[Exercise aim]: Return the full listing unchanged, apart from leaving out its images.

[Information shown]:
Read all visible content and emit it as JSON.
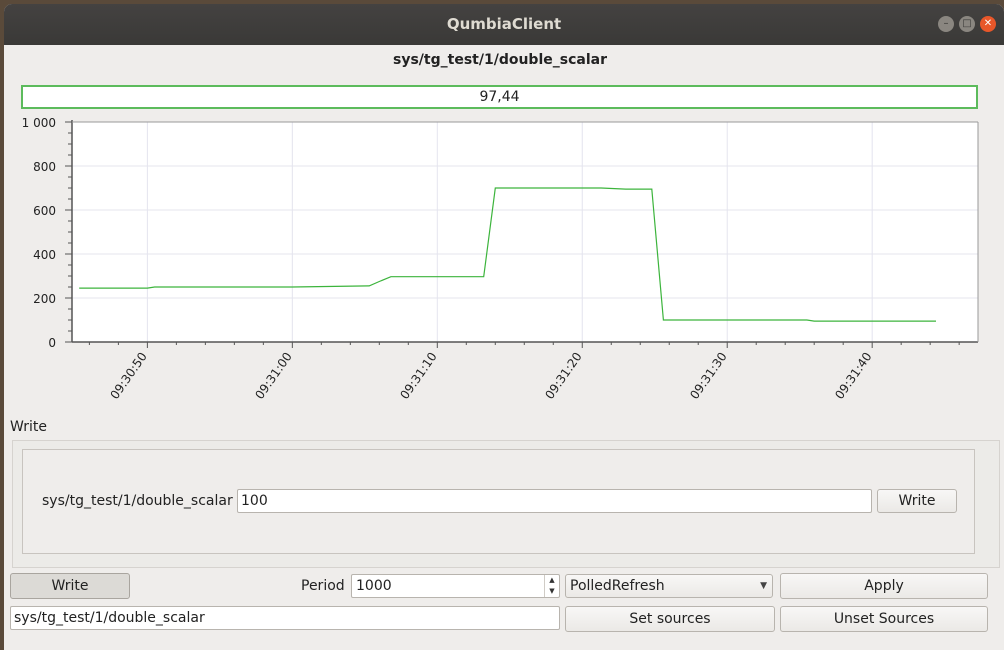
{
  "window": {
    "title": "QumbiaClient",
    "controls": {
      "minimize": "–",
      "maximize": "□",
      "close": "✕"
    }
  },
  "source_title": "sys/tg_test/1/double_scalar",
  "value_display": "97,44",
  "chart_data": {
    "type": "line",
    "title": "",
    "xlabel": "",
    "ylabel": "",
    "ylim": [
      0,
      1000
    ],
    "y_ticks": [
      0,
      200,
      400,
      600,
      800,
      1000
    ],
    "y_tick_labels": [
      "0",
      "200",
      "400",
      "600",
      "800",
      "1 000"
    ],
    "x_tick_labels": [
      "09:30:50",
      "09:31:00",
      "09:31:10",
      "09:31:20",
      "09:31:30",
      "09:31:40"
    ],
    "x_tick_seconds": [
      50,
      60,
      70,
      80,
      90,
      100
    ],
    "xlim_seconds": [
      44.8,
      107.3
    ],
    "line_color": "#3cb43c",
    "grid": true,
    "series": [
      {
        "x_seconds": [
          45.3,
          50,
          50.5,
          60,
          65.3,
          66,
          66.8,
          73.2,
          74,
          80,
          81.3,
          83,
          84.8,
          85.6,
          86,
          95.5,
          96,
          104.4
        ],
        "values": [
          245,
          245,
          250,
          250,
          255,
          275,
          297,
          297,
          700,
          700,
          700,
          695,
          695,
          100,
          100,
          100,
          95,
          95
        ]
      }
    ]
  },
  "write_group": {
    "label": "Write",
    "source_label": "sys/tg_test/1/double_scalar",
    "input_value": "100",
    "write_button": "Write"
  },
  "bottom": {
    "write_toggle": "Write",
    "period_label": "Period",
    "period_value": "1000",
    "refresh_mode": "PolledRefresh",
    "apply_button": "Apply",
    "sources_value": "sys/tg_test/1/double_scalar",
    "set_sources_button": "Set sources",
    "unset_sources_button": "Unset Sources"
  }
}
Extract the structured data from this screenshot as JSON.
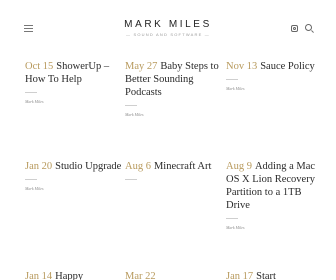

[Solution]:
Read all visible content and emit it as JSON.
{
  "window": {
    "title": "QumbiaClient",
    "controls": {
      "minimize": "–",
      "maximize": "□",
      "close": "✕"
    }
  },
  "source_title": "sys/tg_test/1/double_scalar",
  "value_display": "97,44",
  "chart_data": {
    "type": "line",
    "title": "",
    "xlabel": "",
    "ylabel": "",
    "ylim": [
      0,
      1000
    ],
    "y_ticks": [
      0,
      200,
      400,
      600,
      800,
      1000
    ],
    "y_tick_labels": [
      "0",
      "200",
      "400",
      "600",
      "800",
      "1 000"
    ],
    "x_tick_labels": [
      "09:30:50",
      "09:31:00",
      "09:31:10",
      "09:31:20",
      "09:31:30",
      "09:31:40"
    ],
    "x_tick_seconds": [
      50,
      60,
      70,
      80,
      90,
      100
    ],
    "xlim_seconds": [
      44.8,
      107.3
    ],
    "line_color": "#3cb43c",
    "grid": true,
    "series": [
      {
        "x_seconds": [
          45.3,
          50,
          50.5,
          60,
          65.3,
          66,
          66.8,
          73.2,
          74,
          80,
          81.3,
          83,
          84.8,
          85.6,
          86,
          95.5,
          96,
          104.4
        ],
        "values": [
          245,
          245,
          250,
          250,
          255,
          275,
          297,
          297,
          700,
          700,
          700,
          695,
          695,
          100,
          100,
          100,
          95,
          95
        ]
      }
    ]
  },
  "write_group": {
    "label": "Write",
    "source_label": "sys/tg_test/1/double_scalar",
    "input_value": "100",
    "write_button": "Write"
  },
  "bottom": {
    "write_toggle": "Write",
    "period_label": "Period",
    "period_value": "1000",
    "refresh_mode": "PolledRefresh",
    "apply_button": "Apply",
    "sources_value": "sys/tg_test/1/double_scalar",
    "set_sources_button": "Set sources",
    "unset_sources_button": "Unset Sources"
  }
}
Extract the structured data from this screenshot as JSON.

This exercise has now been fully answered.